However, according to Roman logic, a man's philanderings with his slave girls or prostitutes didn't endanger any family's bloodline. This gave rise to an unjust sexual double standard: male promiscuity could be tolerated but female promiscuity never.
Destructive female desire
Basically, any attempt by a girl or woman to assert her emotional or sexual autonomy, without regard to her father's approval, was potentially destabilising, not just for the family but for society. So female sexuality was feared as a violently destructive force.
, in Greek mythology, were the female followers of Dionysus
, the god of drunkenness and sexual licence. He was known as Bacchus
in Roman myth and his adherents as Bacchantes
. Women taking part in the rites of Dionysus/Bacchus would drink and dance themselves into a frenzy, finally surrendering all self-control and shame. Their sexual voracity in this ecstatic state extended over into cannibalism: in some mythic accounts, maenads were quite literally man-eaters. If some poor, unsuspecting young male crossed their path, they fell upon him in a ravening pack, tearing him limb from limb and biting away at his raw flesh.
Roman culture felt more comfortable with a femininity that was chaste and modest, and kept any desires it might have ruthlessly in check. Lucretia was the most famous symbol for this sort of purity. She was the wife of a Roman, Lucius. Violently raped by the young tyrant Tarquin, she stabbed herself to death – though plainly innocent of any crime – to spare her beloved husband the ‘dishonour'.
Just as the Christianised Western world has offered the dichotomy of Madonna
or whore as a choice of female role models, so the ancient classical world presented the dichotomy of Maenad or matron. In reality, most women would have fallen somewhere between these two extremes.
Women in drama
Greek tragedy contains many femmes fatales:
- In Aeschylus' trilogy, the Oresteia (458 BC), although Queen Clytemnestra murders her husband King Agamemnon so she can put her lover Aegisthus in his place, she is treated with some sympathy. She had been married to Agamemnon against her will and he'd then sacrificed their daughter Iphigenia to secure a favourable wind to take his fleet Troy.
- In Euripides tragedy, Medea (431 BC), Princess Medea is abandoned by Jason (hero of the Golden Fleece), the lover whom she'd helped to triumph. In rage and distress at Jason's abandonment and disrespect, she sends a poisoned gown to kill his new lover before murdering her own children in revenge against their father.
According to such plays, a woman crossed in love is capable of anything, yet both dramatists also demonstrate psychological understanding of these women's sufferings.
Female expressions of passion

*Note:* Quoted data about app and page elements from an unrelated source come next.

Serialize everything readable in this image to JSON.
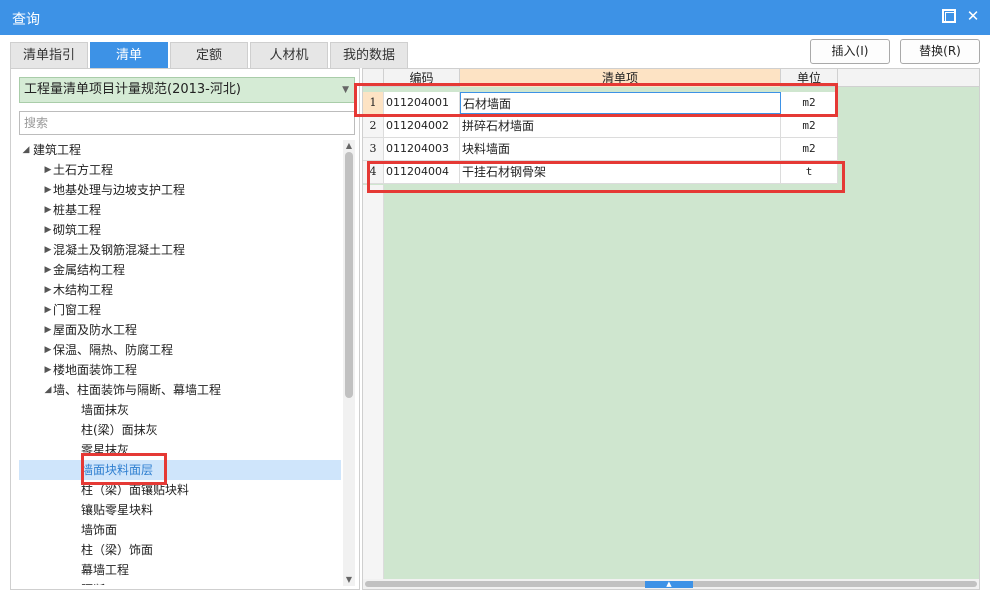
{
  "window": {
    "title": "查询"
  },
  "tabs": [
    {
      "label": "清单指引",
      "active": false
    },
    {
      "label": "清单",
      "active": true
    },
    {
      "label": "定额",
      "active": false
    },
    {
      "label": "人材机",
      "active": false
    },
    {
      "label": "我的数据",
      "active": false
    }
  ],
  "actions": {
    "insert_label": "插入(I)",
    "replace_label": "替换(R)"
  },
  "left": {
    "spec_select": "工程量清单项目计量规范(2013-河北)",
    "search_placeholder": "搜索",
    "tree": [
      {
        "label": "建筑工程",
        "level": 0,
        "state": "expanded"
      },
      {
        "label": "土石方工程",
        "level": 1,
        "state": "collapsed"
      },
      {
        "label": "地基处理与边坡支护工程",
        "level": 1,
        "state": "collapsed"
      },
      {
        "label": "桩基工程",
        "level": 1,
        "state": "collapsed"
      },
      {
        "label": "砌筑工程",
        "level": 1,
        "state": "collapsed"
      },
      {
        "label": "混凝土及钢筋混凝土工程",
        "level": 1,
        "state": "collapsed"
      },
      {
        "label": "金属结构工程",
        "level": 1,
        "state": "collapsed"
      },
      {
        "label": "木结构工程",
        "level": 1,
        "state": "collapsed"
      },
      {
        "label": "门窗工程",
        "level": 1,
        "state": "collapsed"
      },
      {
        "label": "屋面及防水工程",
        "level": 1,
        "state": "collapsed"
      },
      {
        "label": "保温、隔热、防腐工程",
        "level": 1,
        "state": "collapsed"
      },
      {
        "label": "楼地面装饰工程",
        "level": 1,
        "state": "collapsed"
      },
      {
        "label": "墙、柱面装饰与隔断、幕墙工程",
        "level": 1,
        "state": "expanded"
      },
      {
        "label": "墙面抹灰",
        "level": 2,
        "state": "leaf"
      },
      {
        "label": "柱(梁）面抹灰",
        "level": 2,
        "state": "leaf"
      },
      {
        "label": "零星抹灰",
        "level": 2,
        "state": "leaf"
      },
      {
        "label": "墙面块料面层",
        "level": 2,
        "state": "leaf",
        "selected": true
      },
      {
        "label": "柱（梁）面镶贴块料",
        "level": 2,
        "state": "leaf"
      },
      {
        "label": "镶贴零星块料",
        "level": 2,
        "state": "leaf"
      },
      {
        "label": "墙饰面",
        "level": 2,
        "state": "leaf"
      },
      {
        "label": "柱（梁）饰面",
        "level": 2,
        "state": "leaf"
      },
      {
        "label": "幕墙工程",
        "level": 2,
        "state": "leaf"
      },
      {
        "label": "隔断",
        "level": 2,
        "state": "leaf"
      }
    ]
  },
  "grid": {
    "columns": [
      "编码",
      "清单项",
      "单位"
    ],
    "rows": [
      {
        "num": "1",
        "code": "011204001",
        "name": "石材墙面",
        "unit": "m2"
      },
      {
        "num": "2",
        "code": "011204002",
        "name": "拼碎石材墙面",
        "unit": "m2"
      },
      {
        "num": "3",
        "code": "011204003",
        "name": "块料墙面",
        "unit": "m2"
      },
      {
        "num": "4",
        "code": "011204004",
        "name": "干挂石材钢骨架",
        "unit": "t"
      }
    ]
  },
  "icons": {
    "maximize": "maximize-icon",
    "close": "close-icon",
    "expand": "triangle-right-icon",
    "collapse": "triangle-down-icon"
  },
  "colors": {
    "accent": "#3d92e6",
    "grid_background": "#cfe6cf",
    "select_background": "#d5ebd5",
    "selected_row": "#cfe5fb",
    "header_highlight": "#fde3c4",
    "annotation_red": "#e53935"
  }
}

Of course Greek and Roman women had desires and feelings, but they had little opportunity to record them via written history, literature or even the inscriptions of their own time. This makes the poetry of Sappho, born in the seventh century BC on the Aegean island of Lesbos, hugely significant. She was the original ‘lesbian', addressing some of her most heartfelt lyrics to female lovers:
‘Blessed, like a god, to me he seems,
That man sitting right across from you …
When I so much as see you,
I lose the ability to speak.
My tongue seizes up, a subtle
Fire creeps underneath my skin,
I can see nothing with my eyes; there's a
Pounding in my ears.
I sweat, I shiver from head to foot,
Lose all my colour, blench as green as grass,
I can't take much more of this:
I'm going to die.' Content/quote to go here
Female followers of Dionysus, also known as Bacchae (women of Bacchus), who celebrated his rites in wild ecstasy.
Greek god of wine. (Roman name, Bacchus.)
Roman god of wine. (Greek name, Dionysus.)
Followers of Bacchus (Dionysus), also known as Maenads
1. Title given to the Virgin Mary, mother of Jesus.
2. A picture or statue of the Virgin Mary.
Son of Aeson, but brought up by the Centaur, Cheiron; he was the rightful heir to the throne of Iolcos; he was the leader of the Argonauts and captured the Golden Fleece with the help of Medea.
The fleece of the ram on which Phrixus had fled to Colchis from the clutches of his stepmother Ino.